● **Your goal**
What you give back should match the listing word for word.

● **Record set**
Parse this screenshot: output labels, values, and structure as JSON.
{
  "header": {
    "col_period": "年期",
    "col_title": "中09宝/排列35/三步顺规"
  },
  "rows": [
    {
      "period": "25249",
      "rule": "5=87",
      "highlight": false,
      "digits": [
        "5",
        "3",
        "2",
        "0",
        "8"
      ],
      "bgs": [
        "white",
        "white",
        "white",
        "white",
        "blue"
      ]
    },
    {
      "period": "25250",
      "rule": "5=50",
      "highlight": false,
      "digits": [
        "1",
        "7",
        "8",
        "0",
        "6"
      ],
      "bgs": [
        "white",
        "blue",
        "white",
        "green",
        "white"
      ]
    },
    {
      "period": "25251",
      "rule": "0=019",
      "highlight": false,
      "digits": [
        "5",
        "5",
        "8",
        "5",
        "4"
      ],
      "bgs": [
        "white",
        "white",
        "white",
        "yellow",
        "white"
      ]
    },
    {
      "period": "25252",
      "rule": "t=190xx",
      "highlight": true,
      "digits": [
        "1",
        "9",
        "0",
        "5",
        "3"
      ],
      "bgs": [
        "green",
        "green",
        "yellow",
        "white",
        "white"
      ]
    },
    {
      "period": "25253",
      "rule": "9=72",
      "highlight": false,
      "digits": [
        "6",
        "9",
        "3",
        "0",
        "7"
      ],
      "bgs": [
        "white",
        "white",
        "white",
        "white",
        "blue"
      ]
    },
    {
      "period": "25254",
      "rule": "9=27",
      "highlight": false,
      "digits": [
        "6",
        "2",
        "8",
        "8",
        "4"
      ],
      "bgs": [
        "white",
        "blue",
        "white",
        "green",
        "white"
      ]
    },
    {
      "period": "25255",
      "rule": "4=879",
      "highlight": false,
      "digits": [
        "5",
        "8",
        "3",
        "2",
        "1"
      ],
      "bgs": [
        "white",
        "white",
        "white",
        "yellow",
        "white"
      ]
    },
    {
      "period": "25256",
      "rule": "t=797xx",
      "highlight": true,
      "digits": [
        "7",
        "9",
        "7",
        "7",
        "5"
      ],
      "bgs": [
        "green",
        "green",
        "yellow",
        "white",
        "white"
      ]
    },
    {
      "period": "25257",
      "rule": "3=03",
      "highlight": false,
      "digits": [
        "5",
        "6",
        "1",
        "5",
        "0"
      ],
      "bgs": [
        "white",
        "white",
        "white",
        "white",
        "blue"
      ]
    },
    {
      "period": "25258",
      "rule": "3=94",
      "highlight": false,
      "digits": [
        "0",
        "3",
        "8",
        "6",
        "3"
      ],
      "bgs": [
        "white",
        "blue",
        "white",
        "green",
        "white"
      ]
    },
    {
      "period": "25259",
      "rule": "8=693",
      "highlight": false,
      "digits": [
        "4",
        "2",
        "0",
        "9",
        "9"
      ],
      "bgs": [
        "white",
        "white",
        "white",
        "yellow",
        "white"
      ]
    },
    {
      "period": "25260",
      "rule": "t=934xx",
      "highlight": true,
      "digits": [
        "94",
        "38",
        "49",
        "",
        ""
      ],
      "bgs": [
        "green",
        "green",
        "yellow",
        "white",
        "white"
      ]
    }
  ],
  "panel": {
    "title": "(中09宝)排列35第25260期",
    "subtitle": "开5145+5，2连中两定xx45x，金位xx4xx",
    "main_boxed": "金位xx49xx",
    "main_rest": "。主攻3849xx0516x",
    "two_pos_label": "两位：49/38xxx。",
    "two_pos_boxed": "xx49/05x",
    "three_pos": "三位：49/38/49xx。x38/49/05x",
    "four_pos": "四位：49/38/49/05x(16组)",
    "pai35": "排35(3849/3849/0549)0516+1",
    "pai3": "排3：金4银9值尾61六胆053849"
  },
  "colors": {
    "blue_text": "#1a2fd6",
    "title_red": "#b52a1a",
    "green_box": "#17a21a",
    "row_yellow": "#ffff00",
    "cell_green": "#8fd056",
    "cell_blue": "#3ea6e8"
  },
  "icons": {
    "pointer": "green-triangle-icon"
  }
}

● **Output below**
Parse this screenshot: output labels, values, and structure as JSON.
{
  "header": {
    "col_period": "年期",
    "col_title": "中09宝/排列35/三步顺规"
  },
  "rows": [
    {
      "period": "25249",
      "rule": "5=87",
      "highlight": false,
      "digits": [
        "5",
        "3",
        "2",
        "0",
        "8"
      ],
      "bgs": [
        "white",
        "white",
        "white",
        "white",
        "blue"
      ]
    },
    {
      "period": "25250",
      "rule": "5=50",
      "highlight": false,
      "digits": [
        "1",
        "7",
        "8",
        "0",
        "6"
      ],
      "bgs": [
        "white",
        "blue",
        "white",
        "green",
        "white"
      ]
    },
    {
      "period": "25251",
      "rule": "0=019",
      "highlight": false,
      "digits": [
        "5",
        "5",
        "8",
        "5",
        "4"
      ],
      "bgs": [
        "white",
        "white",
        "white",
        "yellow",
        "white"
      ]
    },
    {
      "period": "25252",
      "rule": "t=190xx",
      "highlight": true,
      "digits": [
        "1",
        "9",
        "0",
        "5",
        "3"
      ],
      "bgs": [
        "green",
        "green",
        "yellow",
        "white",
        "white"
      ]
    },
    {
      "period": "25253",
      "rule": "9=72",
      "highlight": false,
      "digits": [
        "6",
        "9",
        "3",
        "0",
        "7"
      ],
      "bgs": [
        "white",
        "white",
        "white",
        "white",
        "blue"
      ]
    },
    {
      "period": "25254",
      "rule": "9=27",
      "highlight": false,
      "digits": [
        "6",
        "2",
        "8",
        "8",
        "4"
      ],
      "bgs": [
        "white",
        "blue",
        "white",
        "green",
        "white"
      ]
    },
    {
      "period": "25255",
      "rule": "4=879",
      "highlight": false,
      "digits": [
        "5",
        "8",
        "3",
        "2",
        "1"
      ],
      "bgs": [
        "white",
        "white",
        "white",
        "yellow",
        "white"
      ]
    },
    {
      "period": "25256",
      "rule": "t=797xx",
      "highlight": true,
      "digits": [
        "7",
        "9",
        "7",
        "7",
        "5"
      ],
      "bgs": [
        "green",
        "green",
        "yellow",
        "white",
        "white"
      ]
    },
    {
      "period": "25257",
      "rule": "3=03",
      "highlight": false,
      "digits": [
        "5",
        "6",
        "1",
        "5",
        "0"
      ],
      "bgs": [
        "white",
        "white",
        "white",
        "white",
        "blue"
      ]
    },
    {
      "period": "25258",
      "rule": "3=94",
      "highlight": false,
      "digits": [
        "0",
        "3",
        "8",
        "6",
        "3"
      ],
      "bgs": [
        "white",
        "blue",
        "white",
        "green",
        "white"
      ]
    },
    {
      "period": "25259",
      "rule": "8=693",
      "highlight": false,
      "digits": [
        "4",
        "2",
        "0",
        "9",
        "9"
      ],
      "bgs": [
        "white",
        "white",
        "white",
        "yellow",
        "white"
      ]
    },
    {
      "period": "25260",
      "rule": "t=934xx",
      "highlight": true,
      "digits": [
        "94",
        "38",
        "49",
        "",
        ""
      ],
      "bgs": [
        "green",
        "green",
        "yellow",
        "white",
        "white"
      ]
    }
  ],
  "panel": {
    "title": "(中09宝)排列35第25260期",
    "subtitle": "开5145+5，2连中两定xx45x，金位xx4xx",
    "main_boxed": "金位xx49xx",
    "main_rest": "。主攻3849xx0516x",
    "two_pos_label": "两位：49/38xxx。",
    "two_pos_boxed": "xx49/05x",
    "three_pos": "三位：49/38/49xx。x38/49/05x",
    "four_pos": "四位：49/38/49/05x(16组)",
    "pai35": "排35(3849/3849/0549)0516+1",
    "pai3": "排3：金4银9值尾61六胆053849"
  },
  "colors": {
    "blue_text": "#1a2fd6",
    "title_red": "#b52a1a",
    "green_box": "#17a21a",
    "row_yellow": "#ffff00",
    "cell_green": "#8fd056",
    "cell_blue": "#3ea6e8"
  },
  "icons": {
    "pointer": "green-triangle-icon"
  }
}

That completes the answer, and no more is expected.